● **Instructions for the task**
Please work out how many lines in the entries contain "kind", then give that number with nothing added.

● **Material for the task**
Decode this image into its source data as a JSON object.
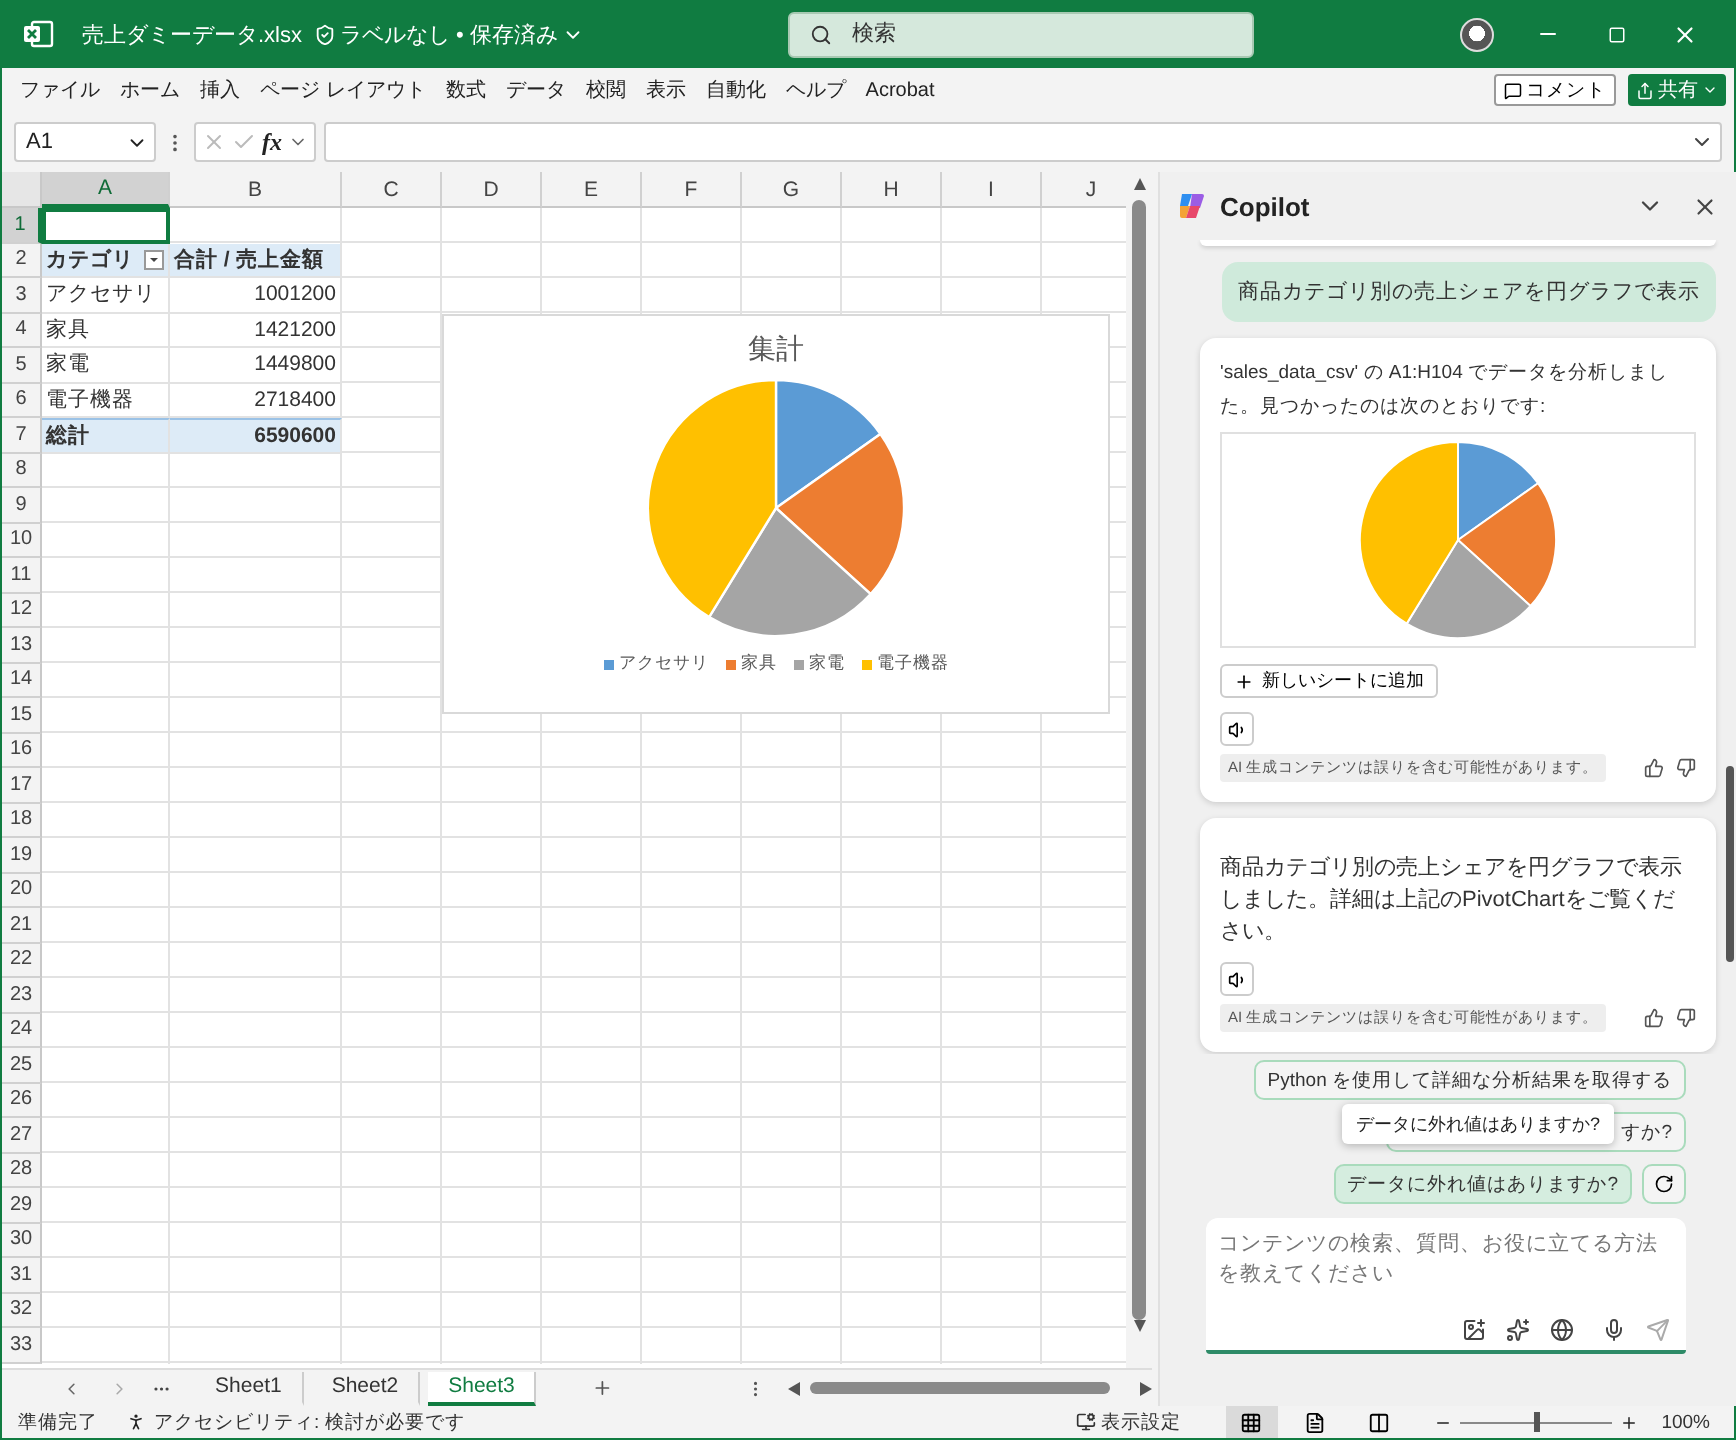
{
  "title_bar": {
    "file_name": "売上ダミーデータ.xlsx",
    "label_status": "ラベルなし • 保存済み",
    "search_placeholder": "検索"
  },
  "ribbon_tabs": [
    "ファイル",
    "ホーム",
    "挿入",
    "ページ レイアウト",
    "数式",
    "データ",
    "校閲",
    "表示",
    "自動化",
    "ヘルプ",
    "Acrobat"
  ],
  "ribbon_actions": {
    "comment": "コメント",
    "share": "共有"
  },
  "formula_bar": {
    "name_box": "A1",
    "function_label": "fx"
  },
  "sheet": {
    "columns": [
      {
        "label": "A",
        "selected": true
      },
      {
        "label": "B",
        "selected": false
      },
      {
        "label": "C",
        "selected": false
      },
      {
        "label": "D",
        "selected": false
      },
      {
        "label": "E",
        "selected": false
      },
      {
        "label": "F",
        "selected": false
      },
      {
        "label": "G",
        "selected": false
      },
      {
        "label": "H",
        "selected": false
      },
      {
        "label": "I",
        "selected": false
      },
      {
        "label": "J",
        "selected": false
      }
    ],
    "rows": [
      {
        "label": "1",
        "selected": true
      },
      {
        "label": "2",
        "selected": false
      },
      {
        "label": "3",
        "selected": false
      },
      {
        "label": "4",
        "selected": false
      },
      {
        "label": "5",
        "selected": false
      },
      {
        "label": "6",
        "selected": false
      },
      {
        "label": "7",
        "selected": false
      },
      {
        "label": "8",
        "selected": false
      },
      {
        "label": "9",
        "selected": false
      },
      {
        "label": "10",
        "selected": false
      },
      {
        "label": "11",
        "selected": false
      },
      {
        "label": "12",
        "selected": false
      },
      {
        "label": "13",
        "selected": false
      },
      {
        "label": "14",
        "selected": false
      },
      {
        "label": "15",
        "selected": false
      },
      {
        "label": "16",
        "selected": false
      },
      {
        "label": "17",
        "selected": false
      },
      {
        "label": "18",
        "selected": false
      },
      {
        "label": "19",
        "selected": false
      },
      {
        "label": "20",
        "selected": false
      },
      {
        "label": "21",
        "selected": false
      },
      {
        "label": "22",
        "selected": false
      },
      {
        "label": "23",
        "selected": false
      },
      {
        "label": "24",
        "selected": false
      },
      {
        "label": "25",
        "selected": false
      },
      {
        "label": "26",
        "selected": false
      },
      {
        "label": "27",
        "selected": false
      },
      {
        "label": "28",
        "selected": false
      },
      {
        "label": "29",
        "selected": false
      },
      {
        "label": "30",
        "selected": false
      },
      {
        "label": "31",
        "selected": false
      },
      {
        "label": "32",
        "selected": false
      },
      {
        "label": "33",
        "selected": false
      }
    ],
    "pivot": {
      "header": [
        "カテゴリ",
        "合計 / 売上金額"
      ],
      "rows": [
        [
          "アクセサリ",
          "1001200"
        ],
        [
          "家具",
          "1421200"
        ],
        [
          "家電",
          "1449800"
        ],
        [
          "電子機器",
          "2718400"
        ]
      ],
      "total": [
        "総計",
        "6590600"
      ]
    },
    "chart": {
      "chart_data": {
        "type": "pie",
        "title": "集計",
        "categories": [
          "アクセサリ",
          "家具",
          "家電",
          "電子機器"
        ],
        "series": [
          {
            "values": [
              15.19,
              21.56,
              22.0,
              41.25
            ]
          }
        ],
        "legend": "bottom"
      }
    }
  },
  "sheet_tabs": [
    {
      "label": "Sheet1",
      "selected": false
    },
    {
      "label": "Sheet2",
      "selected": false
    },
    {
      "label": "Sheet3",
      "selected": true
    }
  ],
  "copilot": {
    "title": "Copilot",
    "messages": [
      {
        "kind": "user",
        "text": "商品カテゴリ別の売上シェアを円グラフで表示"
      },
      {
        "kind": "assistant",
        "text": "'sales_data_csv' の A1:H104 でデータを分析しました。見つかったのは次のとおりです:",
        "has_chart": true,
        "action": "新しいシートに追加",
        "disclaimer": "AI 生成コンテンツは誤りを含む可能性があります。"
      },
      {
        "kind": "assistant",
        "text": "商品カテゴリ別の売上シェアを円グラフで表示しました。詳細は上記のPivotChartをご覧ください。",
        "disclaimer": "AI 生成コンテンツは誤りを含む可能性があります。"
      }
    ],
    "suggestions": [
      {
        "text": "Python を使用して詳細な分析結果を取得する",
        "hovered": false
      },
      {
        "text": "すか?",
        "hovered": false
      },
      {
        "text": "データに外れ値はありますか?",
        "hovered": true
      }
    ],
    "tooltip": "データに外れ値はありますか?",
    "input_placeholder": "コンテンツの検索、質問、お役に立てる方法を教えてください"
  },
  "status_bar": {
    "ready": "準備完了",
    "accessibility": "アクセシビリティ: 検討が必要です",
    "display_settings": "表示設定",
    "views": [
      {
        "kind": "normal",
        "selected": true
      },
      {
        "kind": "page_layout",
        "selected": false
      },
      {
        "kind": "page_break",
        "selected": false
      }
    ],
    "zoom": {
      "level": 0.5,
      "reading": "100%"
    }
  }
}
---
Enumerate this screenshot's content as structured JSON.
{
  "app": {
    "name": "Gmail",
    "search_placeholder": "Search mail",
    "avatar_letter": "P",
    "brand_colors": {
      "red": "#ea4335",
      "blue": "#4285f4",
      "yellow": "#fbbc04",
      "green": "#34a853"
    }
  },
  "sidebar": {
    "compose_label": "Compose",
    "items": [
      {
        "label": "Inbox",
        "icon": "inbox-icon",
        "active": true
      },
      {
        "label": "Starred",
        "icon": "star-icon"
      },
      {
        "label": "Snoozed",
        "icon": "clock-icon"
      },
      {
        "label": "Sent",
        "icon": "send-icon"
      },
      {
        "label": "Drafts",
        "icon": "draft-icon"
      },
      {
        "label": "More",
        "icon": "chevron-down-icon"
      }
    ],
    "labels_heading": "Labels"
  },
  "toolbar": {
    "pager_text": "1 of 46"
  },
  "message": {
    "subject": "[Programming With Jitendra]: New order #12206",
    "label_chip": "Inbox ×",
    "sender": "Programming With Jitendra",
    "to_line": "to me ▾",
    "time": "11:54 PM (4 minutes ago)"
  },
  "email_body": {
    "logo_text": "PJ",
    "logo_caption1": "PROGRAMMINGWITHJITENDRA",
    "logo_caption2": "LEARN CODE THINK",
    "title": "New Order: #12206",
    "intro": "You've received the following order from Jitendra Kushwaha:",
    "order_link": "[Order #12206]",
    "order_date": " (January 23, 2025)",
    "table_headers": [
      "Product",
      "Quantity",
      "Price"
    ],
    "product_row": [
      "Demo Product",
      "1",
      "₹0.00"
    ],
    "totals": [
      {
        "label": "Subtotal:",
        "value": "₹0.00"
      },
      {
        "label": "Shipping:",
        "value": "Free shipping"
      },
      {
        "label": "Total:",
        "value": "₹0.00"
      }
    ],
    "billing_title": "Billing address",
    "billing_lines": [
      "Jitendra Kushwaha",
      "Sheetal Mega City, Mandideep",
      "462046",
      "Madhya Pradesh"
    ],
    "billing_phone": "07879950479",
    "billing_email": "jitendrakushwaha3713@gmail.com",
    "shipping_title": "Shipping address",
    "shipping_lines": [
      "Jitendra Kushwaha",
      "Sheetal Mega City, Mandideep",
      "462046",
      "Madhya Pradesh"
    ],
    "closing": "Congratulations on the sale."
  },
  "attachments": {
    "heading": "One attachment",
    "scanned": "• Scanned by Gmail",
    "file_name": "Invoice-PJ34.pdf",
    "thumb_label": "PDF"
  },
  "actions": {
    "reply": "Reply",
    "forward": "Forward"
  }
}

● **Task response**
6